purple passion

purple passion
Image: Anthony Easton

For the last few years, the UCC has been focused on structures as a way to address this tension. Though there is certainly value in figuring how to do things that might release energy and time, often the underlying motivation has been fiscal in nature. Such a rationale, however can be a challenge, if that for which people long is passion’s embrace: a desire to connect with the underlying mission that emboldens people to do wild and weird stuff called ministry. In Christian speak, the passion for which we long is intimately grounded in the ‘Good News.’

As I pause near the end of this week’s blog, I am sitting in a gathering of Sisters and Brothers who have gathered from throughout the Conference of Manitoba and Northwestern Ontario. Needless to say, the geography those of us gathered represent is vast and diverse. Needless to say, these structure conversations have arisen. Needless to say, that the uncertainty implicit in structural change has not been – necessarily – life-giving. I would not claim that is a universal experience, but I am struck by the idea of ‘flow.’

Flow is one of those ideas often associated with passion. It’s that synergy or connexion when time seems to disappear. As flow recedes, often the clocks hands have shifted dramatically, there’s a sense of fatigue and – ultimately – a sense of accomplishment. I hope – as this gathering draws to an end – there will be a sense that this was faithful time well-spent.

  • As we – as a denomination – realise we are now walking into structural change, and regardless of how we have arrived at this juncture, where is your passion?
  • Where is our sense of collective mission?
  • How might we tap into memories that connect with the transformative potential called faith?

These are the questions and encouragements that now invite us into dreaming dreams. Hopefully these new ways of being as the UCC tap into and honour our stories, as individuals, congregations and as a denomination.

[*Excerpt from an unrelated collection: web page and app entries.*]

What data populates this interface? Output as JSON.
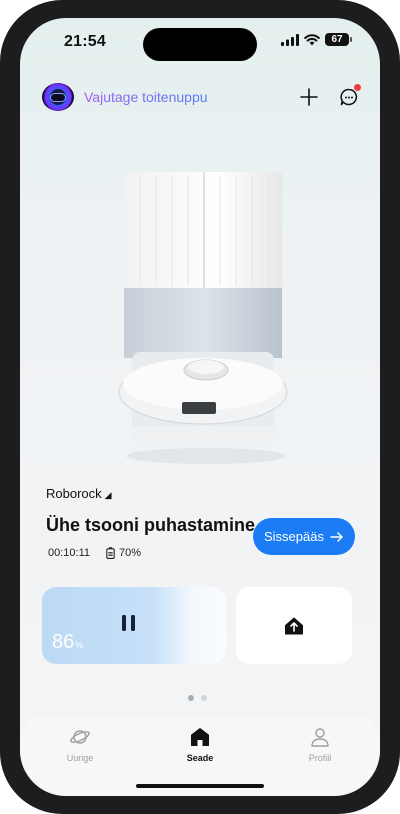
{
  "status_bar": {
    "time": "21:54",
    "battery": "67"
  },
  "header": {
    "device_prompt": "Vajutage toitenuppu",
    "icons": [
      "plus-icon",
      "message-icon"
    ],
    "has_notification": true
  },
  "device": {
    "brand": "Roborock",
    "mode_title": "Ühe tsooni puhastamine",
    "elapsed": "00:10:11",
    "battery_level": "70%",
    "entry_button": "Sissepääs"
  },
  "cards": {
    "main": {
      "battery_percent": "86",
      "percent_sign": "%",
      "icon": "pause-icon"
    },
    "secondary": {
      "icon": "dock-home-icon"
    }
  },
  "pager": {
    "count": 2,
    "active_index": 0
  },
  "tabs": [
    {
      "label": "Uurige",
      "icon": "planet-icon",
      "active": false
    },
    {
      "label": "Seade",
      "icon": "home-icon",
      "active": true
    },
    {
      "label": "Profiil",
      "icon": "person-icon",
      "active": false
    }
  ],
  "colors": {
    "accent": "#1c7cf3",
    "notification": "#f23c3c",
    "tab_inactive": "#9aa0a6",
    "tab_active": "#111111"
  }
}
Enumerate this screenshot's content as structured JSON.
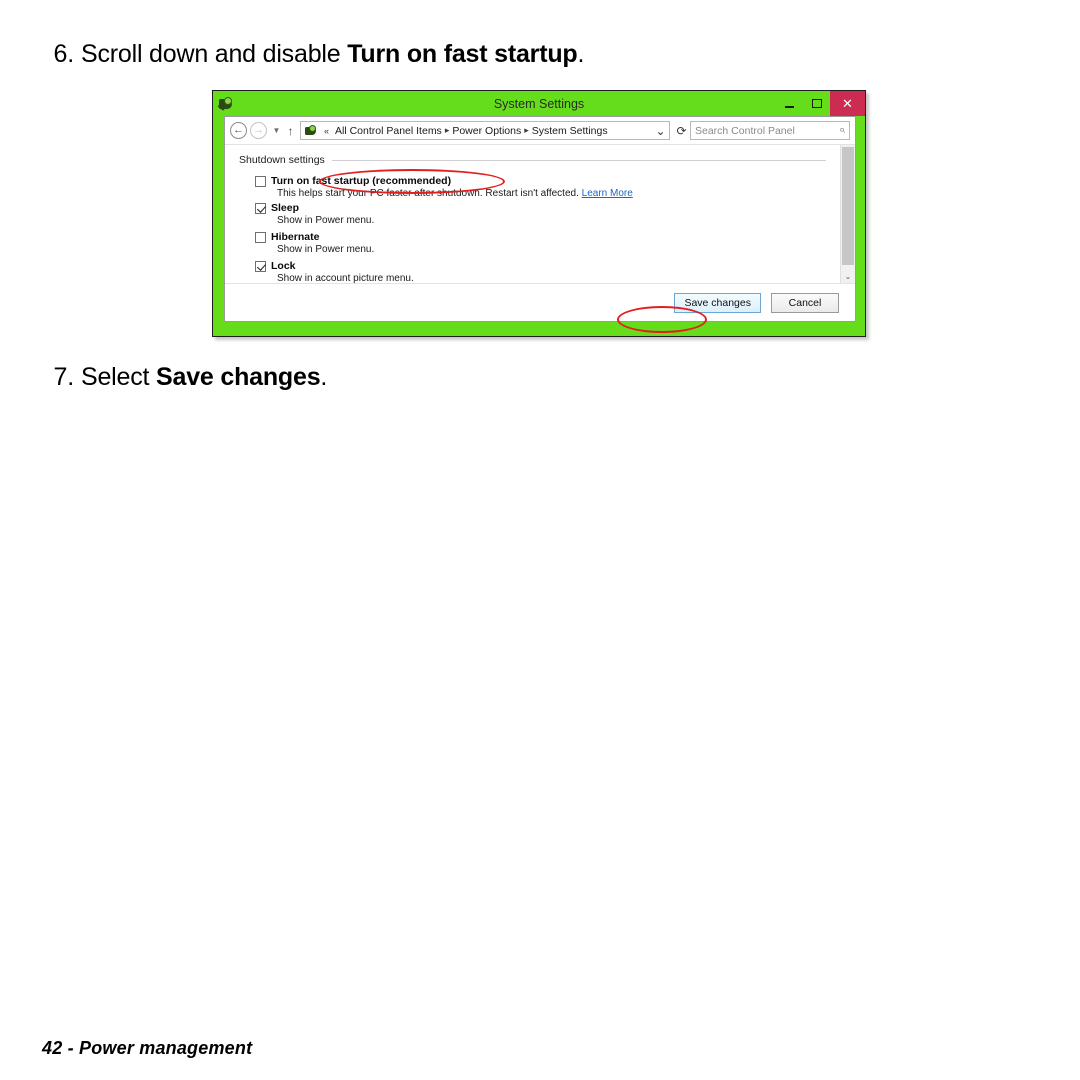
{
  "page": {
    "footer": "42 - Power management",
    "steps": [
      {
        "number": "6.",
        "prefix": "Scroll down and disable ",
        "bold": "Turn on fast startup",
        "suffix": "."
      },
      {
        "number": "7.",
        "prefix": "Select ",
        "bold": "Save changes",
        "suffix": "."
      }
    ]
  },
  "window": {
    "title": "System Settings",
    "title_icon": "control-panel-icon",
    "controls": {
      "minimize": "–",
      "maximize": "□",
      "close": "✕"
    },
    "addressbar": {
      "back": "←",
      "forward": "→",
      "history_dropdown": "▼",
      "up": "↑",
      "path_icon": "control-panel-icon",
      "overflow": "«",
      "breadcrumbs": [
        "All Control Panel Items",
        "Power Options",
        "System Settings"
      ],
      "separator": "▸",
      "path_dropdown": "⌄",
      "refresh": "⟳",
      "search_placeholder": "Search Control Panel",
      "search_value": "",
      "search_icon": "search-icon"
    },
    "content": {
      "group_title": "Shutdown settings",
      "options": [
        {
          "label": "Turn on fast startup (recommended)",
          "checked": false,
          "description": "This helps start your PC faster after shutdown. Restart isn't affected.",
          "link": "Learn More",
          "highlighted": true
        },
        {
          "label": "Sleep",
          "checked": true,
          "description": "Show in Power menu.",
          "link": "",
          "highlighted": false
        },
        {
          "label": "Hibernate",
          "checked": false,
          "description": "Show in Power menu.",
          "link": "",
          "highlighted": false
        },
        {
          "label": "Lock",
          "checked": true,
          "description": "Show in account picture menu.",
          "link": "",
          "highlighted": false
        }
      ],
      "scrollbar": {
        "down_arrow": "⌄"
      }
    },
    "buttons": {
      "save": "Save changes",
      "cancel": "Cancel"
    },
    "colors": {
      "frame_green": "#66DD1A",
      "close_red": "#CE2B52",
      "annotation_red": "#E02020",
      "link_blue": "#1A66C9"
    }
  }
}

Stories that may be particular to our context, but speak to a universal thread that helps us shine bravely in the midst of shadows that gather in this time called Lent